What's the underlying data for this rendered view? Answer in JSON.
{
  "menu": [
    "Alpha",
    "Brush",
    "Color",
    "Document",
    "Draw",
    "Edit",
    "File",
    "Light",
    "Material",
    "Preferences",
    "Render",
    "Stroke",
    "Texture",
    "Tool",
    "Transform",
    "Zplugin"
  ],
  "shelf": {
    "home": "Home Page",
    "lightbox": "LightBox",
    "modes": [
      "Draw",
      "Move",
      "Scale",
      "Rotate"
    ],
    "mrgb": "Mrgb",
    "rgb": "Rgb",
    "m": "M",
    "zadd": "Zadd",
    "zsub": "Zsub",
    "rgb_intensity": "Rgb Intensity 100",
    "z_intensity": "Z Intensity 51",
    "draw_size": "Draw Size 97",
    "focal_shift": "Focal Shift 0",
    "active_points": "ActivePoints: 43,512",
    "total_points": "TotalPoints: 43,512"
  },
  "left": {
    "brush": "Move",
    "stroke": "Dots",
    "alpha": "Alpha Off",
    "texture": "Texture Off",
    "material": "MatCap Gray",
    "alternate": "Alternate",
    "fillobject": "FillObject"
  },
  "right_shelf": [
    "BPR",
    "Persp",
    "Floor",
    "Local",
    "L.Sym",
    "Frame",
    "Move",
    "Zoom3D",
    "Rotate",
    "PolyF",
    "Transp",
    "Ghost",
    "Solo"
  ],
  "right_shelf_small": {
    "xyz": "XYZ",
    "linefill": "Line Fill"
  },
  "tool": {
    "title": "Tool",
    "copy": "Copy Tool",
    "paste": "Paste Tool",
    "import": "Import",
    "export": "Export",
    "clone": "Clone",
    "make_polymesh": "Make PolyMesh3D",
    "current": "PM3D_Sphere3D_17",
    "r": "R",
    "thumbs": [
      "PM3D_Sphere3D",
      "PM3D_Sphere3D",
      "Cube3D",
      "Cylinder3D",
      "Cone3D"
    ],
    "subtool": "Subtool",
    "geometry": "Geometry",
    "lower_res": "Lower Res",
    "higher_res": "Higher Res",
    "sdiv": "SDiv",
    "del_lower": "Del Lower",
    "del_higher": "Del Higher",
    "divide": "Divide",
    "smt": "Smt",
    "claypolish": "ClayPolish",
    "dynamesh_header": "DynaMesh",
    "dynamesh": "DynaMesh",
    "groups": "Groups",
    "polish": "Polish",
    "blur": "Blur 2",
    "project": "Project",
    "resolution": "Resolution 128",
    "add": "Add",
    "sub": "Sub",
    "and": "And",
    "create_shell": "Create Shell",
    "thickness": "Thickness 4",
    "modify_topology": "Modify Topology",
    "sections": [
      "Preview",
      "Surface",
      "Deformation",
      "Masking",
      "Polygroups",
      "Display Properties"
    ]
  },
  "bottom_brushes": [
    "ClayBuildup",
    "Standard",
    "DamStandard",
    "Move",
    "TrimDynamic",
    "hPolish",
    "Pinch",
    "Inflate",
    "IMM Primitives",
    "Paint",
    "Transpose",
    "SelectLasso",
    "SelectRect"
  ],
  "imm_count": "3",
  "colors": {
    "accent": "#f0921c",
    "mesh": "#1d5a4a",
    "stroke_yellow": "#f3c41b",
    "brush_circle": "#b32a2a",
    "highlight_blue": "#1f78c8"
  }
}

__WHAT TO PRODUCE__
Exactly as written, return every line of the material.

__RESULT OF THE EXERCISE__
What's the underlying data for this rendered view? Answer in JSON.
{
  "menu": [
    "Alpha",
    "Brush",
    "Color",
    "Document",
    "Draw",
    "Edit",
    "File",
    "Light",
    "Material",
    "Preferences",
    "Render",
    "Stroke",
    "Texture",
    "Tool",
    "Transform",
    "Zplugin"
  ],
  "shelf": {
    "home": "Home Page",
    "lightbox": "LightBox",
    "modes": [
      "Draw",
      "Move",
      "Scale",
      "Rotate"
    ],
    "mrgb": "Mrgb",
    "rgb": "Rgb",
    "m": "M",
    "zadd": "Zadd",
    "zsub": "Zsub",
    "rgb_intensity": "Rgb Intensity 100",
    "z_intensity": "Z Intensity 51",
    "draw_size": "Draw Size 97",
    "focal_shift": "Focal Shift 0",
    "active_points": "ActivePoints: 43,512",
    "total_points": "TotalPoints: 43,512"
  },
  "left": {
    "brush": "Move",
    "stroke": "Dots",
    "alpha": "Alpha Off",
    "texture": "Texture Off",
    "material": "MatCap Gray",
    "alternate": "Alternate",
    "fillobject": "FillObject"
  },
  "right_shelf": [
    "BPR",
    "Persp",
    "Floor",
    "Local",
    "L.Sym",
    "Frame",
    "Move",
    "Zoom3D",
    "Rotate",
    "PolyF",
    "Transp",
    "Ghost",
    "Solo"
  ],
  "right_shelf_small": {
    "xyz": "XYZ",
    "linefill": "Line Fill"
  },
  "tool": {
    "title": "Tool",
    "copy": "Copy Tool",
    "paste": "Paste Tool",
    "import": "Import",
    "export": "Export",
    "clone": "Clone",
    "make_polymesh": "Make PolyMesh3D",
    "current": "PM3D_Sphere3D_17",
    "r": "R",
    "thumbs": [
      "PM3D_Sphere3D",
      "PM3D_Sphere3D",
      "Cube3D",
      "Cylinder3D",
      "Cone3D"
    ],
    "subtool": "Subtool",
    "geometry": "Geometry",
    "lower_res": "Lower Res",
    "higher_res": "Higher Res",
    "sdiv": "SDiv",
    "del_lower": "Del Lower",
    "del_higher": "Del Higher",
    "divide": "Divide",
    "smt": "Smt",
    "claypolish": "ClayPolish",
    "dynamesh_header": "DynaMesh",
    "dynamesh": "DynaMesh",
    "groups": "Groups",
    "polish": "Polish",
    "blur": "Blur 2",
    "project": "Project",
    "resolution": "Resolution 128",
    "add": "Add",
    "sub": "Sub",
    "and": "And",
    "create_shell": "Create Shell",
    "thickness": "Thickness 4",
    "modify_topology": "Modify Topology",
    "sections": [
      "Preview",
      "Surface",
      "Deformation",
      "Masking",
      "Polygroups",
      "Display Properties"
    ]
  },
  "bottom_brushes": [
    "ClayBuildup",
    "Standard",
    "DamStandard",
    "Move",
    "TrimDynamic",
    "hPolish",
    "Pinch",
    "Inflate",
    "IMM Primitives",
    "Paint",
    "Transpose",
    "SelectLasso",
    "SelectRect"
  ],
  "imm_count": "3",
  "colors": {
    "accent": "#f0921c",
    "mesh": "#1d5a4a",
    "stroke_yellow": "#f3c41b",
    "brush_circle": "#b32a2a",
    "highlight_blue": "#1f78c8"
  }
}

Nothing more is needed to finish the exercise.